If you recall the basic chess rules, the next piece on the relative strength scale is the bishop. However, from the bishop onwards, a single piece can’t deliver the elementary checkmate to the bare opponent’s king.
In the prevous post we have learned the elementary queen checkmate. Therefore, it is time to move one step forward. Since the rook is the second strongest piece, (remember basic chess rules), learning the rook checkmate next is quite logical.
First of all, in order to understand the mating mechanicsm, it is important to know the basic mating picture. Because knowing which position you are aiming for might make your moves more purposeful.
Despite the fact that “it’s all about the hunt, not about the kill”. Since in chess one is very fond of killing the enemy king as fast as possible.
Checkmating enemy king is the goal of every chess game. Therefore, learning how to checkmate should be one of the first steps of every chess beginner.
Since there are numerous ways to checkmate the enemy king, the question is where to begin.
While one could theoretically start with more complex mates, it wouldn’t make much sence. For educational purposes I think it is better to keep things rather simple. Therefore, learning to mate the “bare” opponent king is probably one of the very first thing every chessplayer should learn.
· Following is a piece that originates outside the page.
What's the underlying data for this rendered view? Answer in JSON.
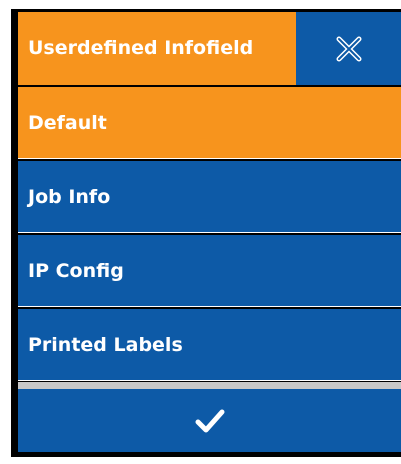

Because of their nature, such mates are also known as elementary mates.